- Sir Thopas drow abak ful faste;
- This geaunt at him stones caste
- Out of a fel staf-slinge;
- But faire escapeth child Thopas,2020
- And al it was thurgh goddes gras,(120)
- And thurgh his fair beringe.
- Yet listeth, lordes, to my tale
- Merier than the nightingale,
- For now I wol yow roune2025
- How sir Thopas with sydes smale,
- Priking over hil and dale,
- Is come agayn to toune.
- His merie men comanded he
- To make him bothe game and glee,2030
- For nedes moste he fighte(130)
- With a geaunt with hevedes three,
- For paramour and Iolitee
- Of oon that shoon ful brighte.
- ‘Do come,’ he seyde, ‘my minstrales,2035
- And gestours, for to tellen tales
- Anon in myn arminge;
- Of romances that been royales,
- Of popes and of cardinales,
- And eek of love-lykinge.’2040
- They fette him first the swete wyn,(140)
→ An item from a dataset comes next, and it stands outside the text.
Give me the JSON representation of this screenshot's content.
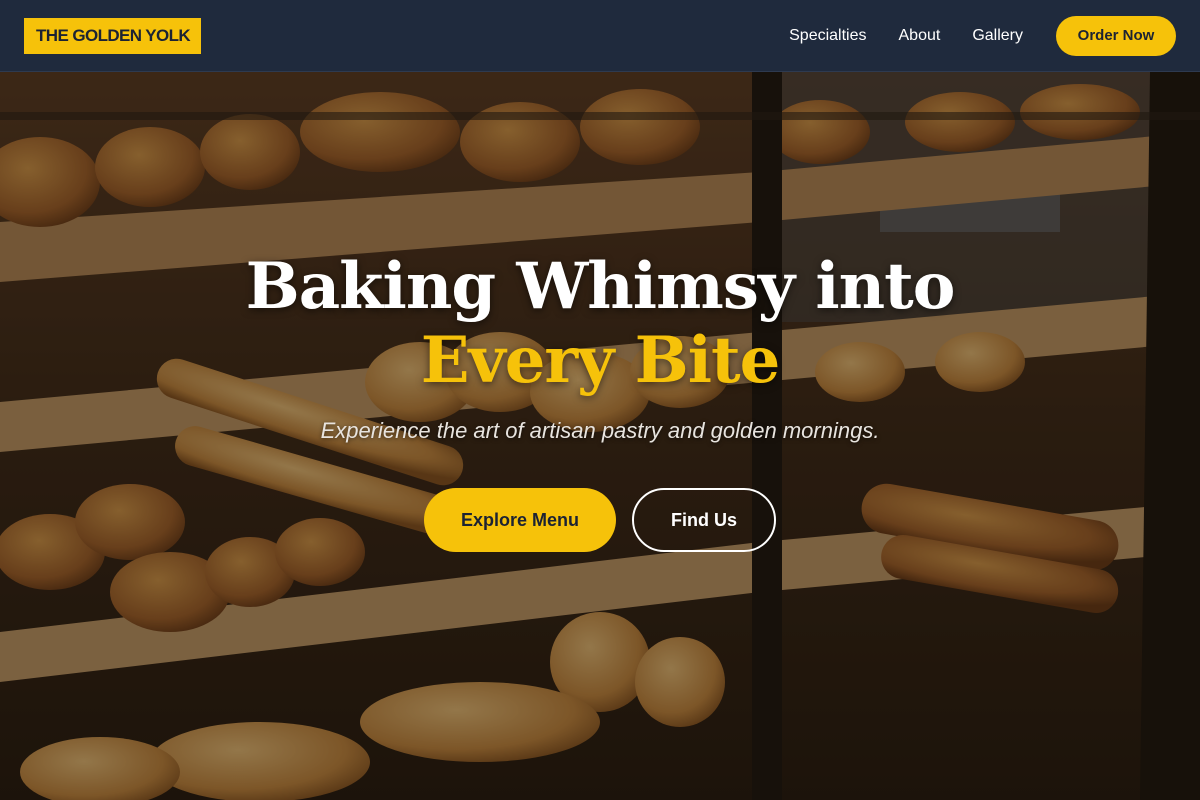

- And mede eek in a maselyn,
- And royal spicerye;
- Of gingebreed that was ful fyn,
- And lycorys, and eek comyn,2045
- With sugre that is so trye.
- He dide next his whyte lere
- Of clooth of lake fyn and clere
- A breech and eek a sherte;
- And next his sherte an aketoun,2050
- And over that an habergeoun(150)
- For percinge of his herte;
- And over that a fyn hauberk,
- Was al y-wroght of Iewes werk,
- Ful strong it was of plate;2055
- And over that his cote-armour
- As whyt as is a lily-flour,
- In which he wol debate.
- His sheeld was al of gold so reed,
- And ther-in was a bores heed,2060
- A charbocle bisyde;(160)
- And there he swoor, on ale and breed,
- How that ‘the geaunt shal be deed,
- Bityde what bityde!’
- His Iambeux were of quirboilly,2065
- His swerdes shethe of yvory,
- His helm of laton bright;
- His sadel was of rewel-boon,
- His brydel as the sonne shoon,
- Or as the mone light.2070
- His spere was of fyn ciprees,(170)
- That bodeth werre, and no-thing pees,
- The heed ful sharpe y-grounde;
- His stede was al dappel-gray,
- It gooth an ambel in the way2075
- Ful softely and rounde
- In londe.
- Lo, lordes myne, heer is a fit!
- If ye wol any more of it,
- To telle it wol I fonde.2080
- [The Second Fit.]
- Now hold your mouth, par charitee,(180)
- Bothe knight and lady free,
- And herkneth to my spelle;
- Of bataille and of chivalry,
- And of ladyes love-drury2085
- Anon I wol yow telle.
- Men speke of romances of prys,
- Of Horn child and of Ypotys,
- Of Bevis and sir Gy,
- Of sir Libeux and Pleyn-damour;2090
- But sir Thopas, he bereth the flour(190)
- Of royal chivalry.
- His gode stede al he bistrood,
- And forth upon his wey he glood
- As sparkle out of the bronde;2095
- Up-on his crest he bar a tour,
- And ther-in stiked a lily-flour,
- God shilde his cors fro shonde!
- And for he was a knight auntrous,
- He nolde slepen in non hous,2100
- But liggen in his hode;(200)
- His brighte helm was his wonger,
- And by him baiteth his dextrer
- Of herbes fyne and gode.
- Him-self drank water of the wel,2105
- As did the knight sir Percivel,
- So worthy under wede,
- Til on a day—(207)
Here the Host stinteth Chaucer of his Tale of Thopas.